Lazio, pronounced as “laat·see·ow,” is the Italian region which is home to Rome – the everlasting city celebrated for its famous monuments like the Colosseum, the captivating Trevi Fountain, the historical Forum, the splendid Pantheon, the obligatory selfie spot at the Spanish Steps, and naturally, the nearby miniature city of Vatican City – the religious hub of the Roman Catholic Church.
There is more to Lazio than Rome, but certainly Rome still has an undying influence that still resonates in our present-day society. And the food!
The cuisine in Lazio is truly extraordinary! One charming custom in Rome and its surroundings is exploring the rural areas to indulge in the combination of crisp fava beans and slices of the renowned local cheese, Pecorino Romano. Moreover, during mid-spring, you can savor tiny fragolina strawberries, a local delicacy, enjoyed with mascarpone cream or a touch of sugar and fresh lemon juice.

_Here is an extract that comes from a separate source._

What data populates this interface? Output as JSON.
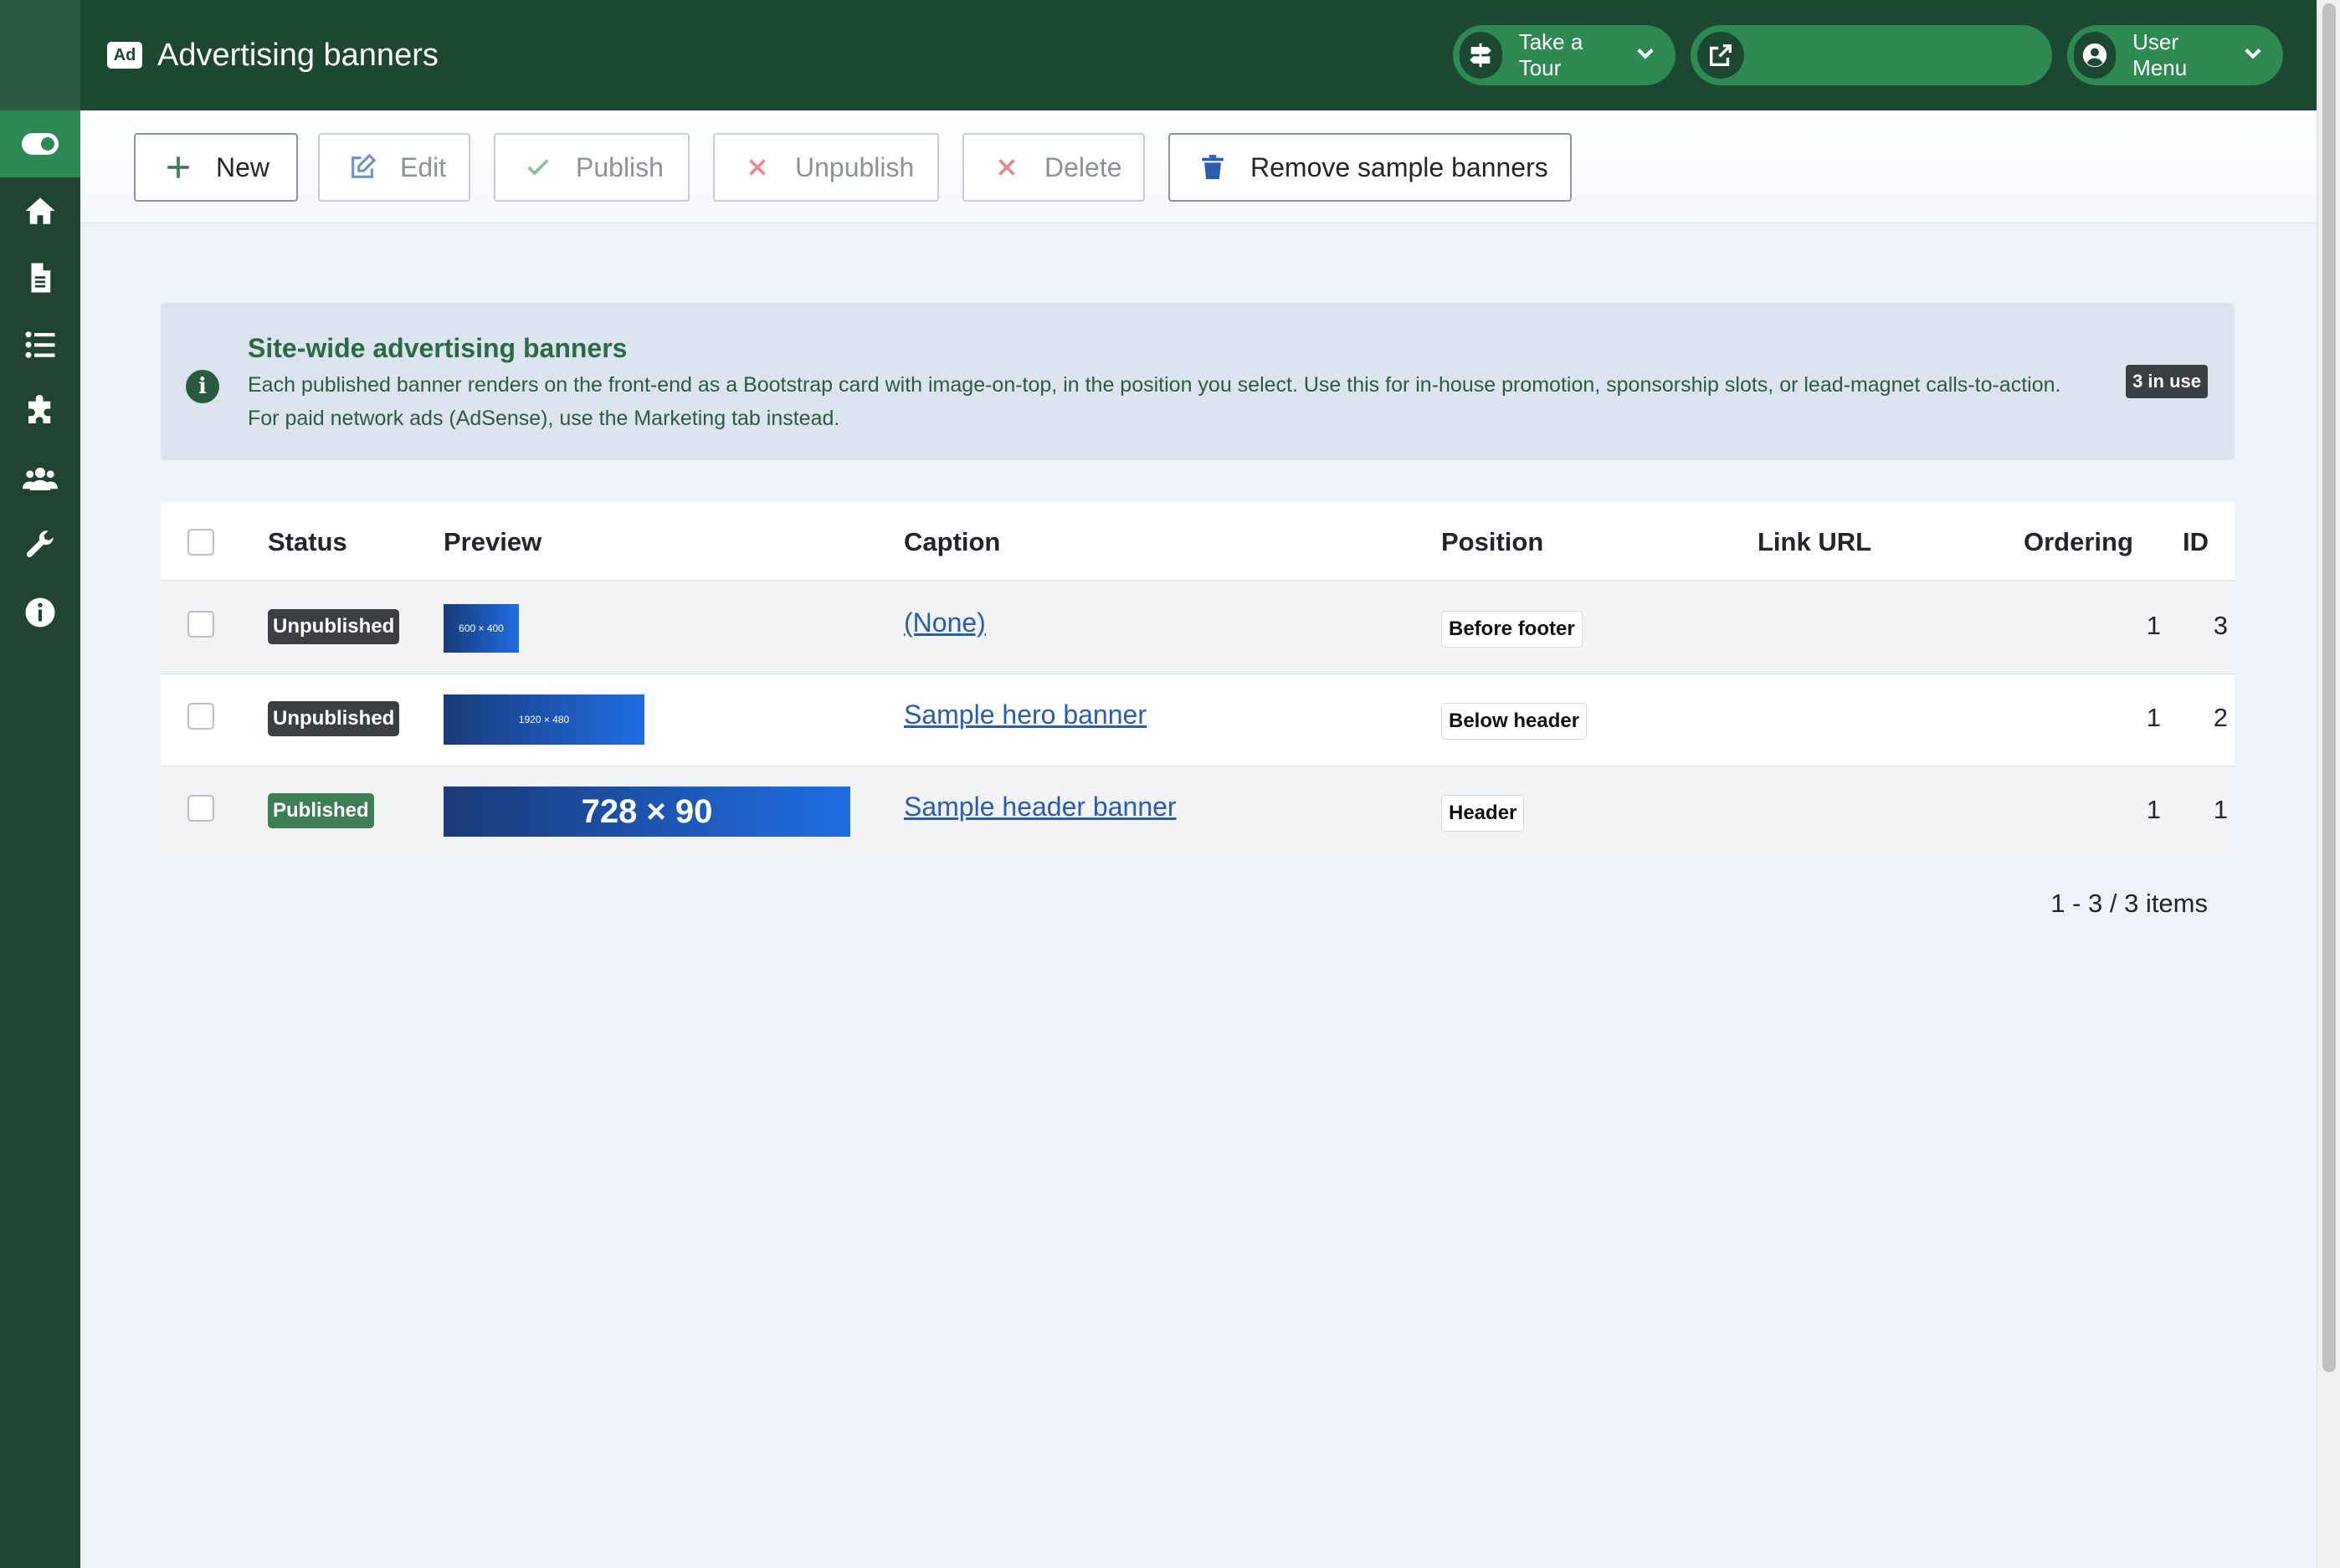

Food holds a central place in Roman culture, so much so that even the days of the week are associated with specific dishes. As Romans say, “Giovedì gnocchi, Venerdì ceci e baccalà, Sabato trippa…” which translates to “On Thursday, you eat gnocchi (probably gnocchi ‘alla romana,’ made with semolina flour); on Friday, pasta with chickpeas and a piece of baccalà (salt cod, often baked with tomatoes and olives); Saturday is reserved for tripe (a culinary adventure yet to be embraced by most Americans).
In the realm of pizza within the city of Rome, there exist two primary types: Pizza al taglio, which is sold by the slice, commonly sliced using scissors and consistently served as a rectangular shape, and Pizza Romana, a complete pie featuring a thin crust. On occasion, Pizza Romana is denoted as pizza bassa, signifying its distinctiveness from the Neapolitan-style pizza alta (high pizza). Roman pizza often features dough with added oil, resulting in a crispy crust. Locals affectionately describe this crunch as “scrocchiarella.”
Romans have a deep love for spaghetti, which is the typical pasta used in the “Famous Four” Roman pasta dishes: Cacio e Pepe, Gricia, Carbonara, and Amatriciana. These dishes share the same key ingredient, Pecorino Romano sheep’s milk cheese, which, when combined with pasta cooking water, creates a smooth and flavorful emulsion. Interestingly, Italians prefer dried spaghetti and most other pastas from the store, considering them superior to homemade alternatives—a testament to the quality of store-bought pastas in Italy.
So, as they say, Rome wasn’t built in a day. Similarly, don’t rush your visit to this captivating city and the Lazio region. They offer an abundance of wonders to discover and a world of food flavors to savor, embrace, and later recreate at home using genuine Italian ingredients for an authentic Italian culinary experience. Buon viaggio e buon appetito!